The Deputy will be aware also of the commitment contained in the Programme for Prosperity and Fairness which states: "It is an agreed policy objective that, over time, all those earning the minimum wage will be removed from the tax net".

The position is that the statutory minimum wage is an average hourly rate of gross pay for an employee as defined under the National Minimum Wage Act, 2000. The wage currently stands at €6.35 per hour having been increased from the previous amount of €5.97 per hour which applied up to 30 September 2002. The annualised equivalent of the present minimum wage is €12,878.

The question of when all those earning up to an annual amount equivalent to the statutory minimum wage annualised will be not be liable for income tax is a matter for consideration by the Government over the next number of years consistent with the Governments overall economic and budgetary strategy and with the Governments commitments as already outlined. However, I can tell the Deputy that when the statutory minimum wage came into effect in 2000, less than 64% of the annualised figure of €11,330 – £8,923 – was exempt from taxation. In budget 2002, 90% of the minimum wage became exempt from tax and in budget 2003 this position has been maintained even though the minimum wage was increased in October 2002.

I understand from the Revenue Commissioners that it is estimated that in 2003 there will be 52,000 tax cases who have income at or below the minimum wage and who are liable for income tax.

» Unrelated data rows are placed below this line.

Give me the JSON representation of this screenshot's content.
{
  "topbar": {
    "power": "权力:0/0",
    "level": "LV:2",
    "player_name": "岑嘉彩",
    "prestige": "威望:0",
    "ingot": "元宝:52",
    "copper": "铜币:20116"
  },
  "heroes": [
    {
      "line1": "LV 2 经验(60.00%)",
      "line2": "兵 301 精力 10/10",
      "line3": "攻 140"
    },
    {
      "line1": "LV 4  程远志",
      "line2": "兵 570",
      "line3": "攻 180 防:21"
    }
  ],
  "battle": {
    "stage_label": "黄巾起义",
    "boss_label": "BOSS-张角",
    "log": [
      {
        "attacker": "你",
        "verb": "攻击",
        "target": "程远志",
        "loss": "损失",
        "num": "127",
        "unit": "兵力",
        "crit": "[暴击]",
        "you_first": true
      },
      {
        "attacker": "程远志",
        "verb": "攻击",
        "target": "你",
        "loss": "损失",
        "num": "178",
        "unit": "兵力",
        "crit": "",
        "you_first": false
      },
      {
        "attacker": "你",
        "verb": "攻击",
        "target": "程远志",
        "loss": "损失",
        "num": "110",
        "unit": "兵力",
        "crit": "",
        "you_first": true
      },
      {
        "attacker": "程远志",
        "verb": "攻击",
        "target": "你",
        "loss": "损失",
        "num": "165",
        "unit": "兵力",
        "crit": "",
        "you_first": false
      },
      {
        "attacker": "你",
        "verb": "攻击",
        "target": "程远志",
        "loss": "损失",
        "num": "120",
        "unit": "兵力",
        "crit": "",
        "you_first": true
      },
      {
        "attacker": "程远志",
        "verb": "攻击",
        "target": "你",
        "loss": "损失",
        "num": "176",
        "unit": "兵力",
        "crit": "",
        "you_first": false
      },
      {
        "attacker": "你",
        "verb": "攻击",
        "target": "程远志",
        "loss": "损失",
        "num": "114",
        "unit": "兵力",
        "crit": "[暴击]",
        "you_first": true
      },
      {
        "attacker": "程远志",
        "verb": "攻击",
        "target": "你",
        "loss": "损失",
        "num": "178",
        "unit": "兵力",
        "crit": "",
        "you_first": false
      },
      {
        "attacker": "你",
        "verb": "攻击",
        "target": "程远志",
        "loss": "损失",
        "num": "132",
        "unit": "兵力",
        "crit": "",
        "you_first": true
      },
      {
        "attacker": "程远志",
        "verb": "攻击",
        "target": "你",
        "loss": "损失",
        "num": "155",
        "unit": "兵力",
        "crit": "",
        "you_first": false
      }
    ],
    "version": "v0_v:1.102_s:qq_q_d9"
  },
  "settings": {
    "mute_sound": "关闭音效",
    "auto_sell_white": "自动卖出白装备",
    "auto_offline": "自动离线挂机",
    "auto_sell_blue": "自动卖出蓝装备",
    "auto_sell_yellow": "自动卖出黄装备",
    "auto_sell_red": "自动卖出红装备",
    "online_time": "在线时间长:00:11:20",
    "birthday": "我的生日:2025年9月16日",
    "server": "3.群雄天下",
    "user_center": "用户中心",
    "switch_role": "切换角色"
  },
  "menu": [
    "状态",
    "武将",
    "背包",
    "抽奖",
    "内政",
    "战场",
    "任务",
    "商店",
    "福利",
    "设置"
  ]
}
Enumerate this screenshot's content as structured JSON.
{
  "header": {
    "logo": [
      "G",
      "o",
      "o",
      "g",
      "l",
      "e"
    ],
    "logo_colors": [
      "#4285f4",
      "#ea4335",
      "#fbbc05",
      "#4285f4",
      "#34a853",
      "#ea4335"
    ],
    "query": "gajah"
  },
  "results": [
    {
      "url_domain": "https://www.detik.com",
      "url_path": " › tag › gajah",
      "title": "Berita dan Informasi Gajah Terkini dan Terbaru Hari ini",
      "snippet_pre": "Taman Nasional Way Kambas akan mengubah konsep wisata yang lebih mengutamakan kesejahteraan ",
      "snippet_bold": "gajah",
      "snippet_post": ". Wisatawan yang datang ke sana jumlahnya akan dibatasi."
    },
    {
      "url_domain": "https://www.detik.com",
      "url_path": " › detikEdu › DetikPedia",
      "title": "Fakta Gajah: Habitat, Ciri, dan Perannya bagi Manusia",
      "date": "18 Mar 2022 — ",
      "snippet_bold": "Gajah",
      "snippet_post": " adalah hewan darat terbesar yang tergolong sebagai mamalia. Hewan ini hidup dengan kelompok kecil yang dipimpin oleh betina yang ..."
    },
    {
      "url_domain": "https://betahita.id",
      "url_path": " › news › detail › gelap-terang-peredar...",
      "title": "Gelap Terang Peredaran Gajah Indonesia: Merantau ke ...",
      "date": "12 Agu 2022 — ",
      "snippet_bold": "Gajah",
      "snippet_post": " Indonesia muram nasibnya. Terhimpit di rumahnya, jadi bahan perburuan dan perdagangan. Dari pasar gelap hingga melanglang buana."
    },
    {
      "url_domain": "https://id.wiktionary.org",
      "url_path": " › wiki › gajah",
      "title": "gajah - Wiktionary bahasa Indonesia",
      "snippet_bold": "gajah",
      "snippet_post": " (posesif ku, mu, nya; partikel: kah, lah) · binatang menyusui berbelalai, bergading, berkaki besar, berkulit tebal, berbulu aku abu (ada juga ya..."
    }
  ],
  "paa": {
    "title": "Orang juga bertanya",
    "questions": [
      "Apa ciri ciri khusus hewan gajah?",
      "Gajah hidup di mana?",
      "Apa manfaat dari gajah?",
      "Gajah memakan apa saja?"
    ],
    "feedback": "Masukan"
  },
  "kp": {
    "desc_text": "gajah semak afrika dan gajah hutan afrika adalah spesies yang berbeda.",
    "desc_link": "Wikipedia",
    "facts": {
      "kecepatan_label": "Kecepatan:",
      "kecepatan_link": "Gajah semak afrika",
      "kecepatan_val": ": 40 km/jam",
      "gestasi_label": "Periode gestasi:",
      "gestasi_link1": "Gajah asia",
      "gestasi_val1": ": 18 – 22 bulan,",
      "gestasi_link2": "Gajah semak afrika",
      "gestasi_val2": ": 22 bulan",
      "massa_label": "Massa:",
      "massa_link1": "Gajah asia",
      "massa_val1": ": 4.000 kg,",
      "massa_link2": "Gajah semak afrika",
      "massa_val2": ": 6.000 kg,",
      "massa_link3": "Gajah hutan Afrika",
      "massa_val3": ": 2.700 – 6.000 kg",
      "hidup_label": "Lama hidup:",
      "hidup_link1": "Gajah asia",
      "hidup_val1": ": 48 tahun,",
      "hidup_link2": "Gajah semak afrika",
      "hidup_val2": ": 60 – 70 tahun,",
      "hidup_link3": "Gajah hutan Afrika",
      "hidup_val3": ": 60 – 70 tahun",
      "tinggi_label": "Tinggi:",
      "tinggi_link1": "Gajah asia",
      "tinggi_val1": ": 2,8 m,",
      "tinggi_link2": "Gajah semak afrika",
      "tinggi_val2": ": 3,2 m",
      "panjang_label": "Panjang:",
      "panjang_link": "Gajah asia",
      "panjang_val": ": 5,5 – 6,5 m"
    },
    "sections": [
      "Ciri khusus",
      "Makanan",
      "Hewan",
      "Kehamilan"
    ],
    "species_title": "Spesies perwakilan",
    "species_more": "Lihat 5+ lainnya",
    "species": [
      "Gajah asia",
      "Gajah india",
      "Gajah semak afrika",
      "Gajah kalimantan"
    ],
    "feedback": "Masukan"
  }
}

It should be noted that this figure relates to those whose annual income is less than the minimum wage annualised and would include those who are working less than full-time on an hourly rate that is greater than the minimum wage. It should be noted that the figure differs from the earlier estimated figure of 72,000 supplied in my answer to a previous Dáil question on 12 November 2002 due to two factors – the increase in the threshold at or below which no tax is payable in budget 2003, and the fact that the estimate is on a post-budget 2003 basis as compared to the previous estimate which was prepared on a post-budget 2002 basis.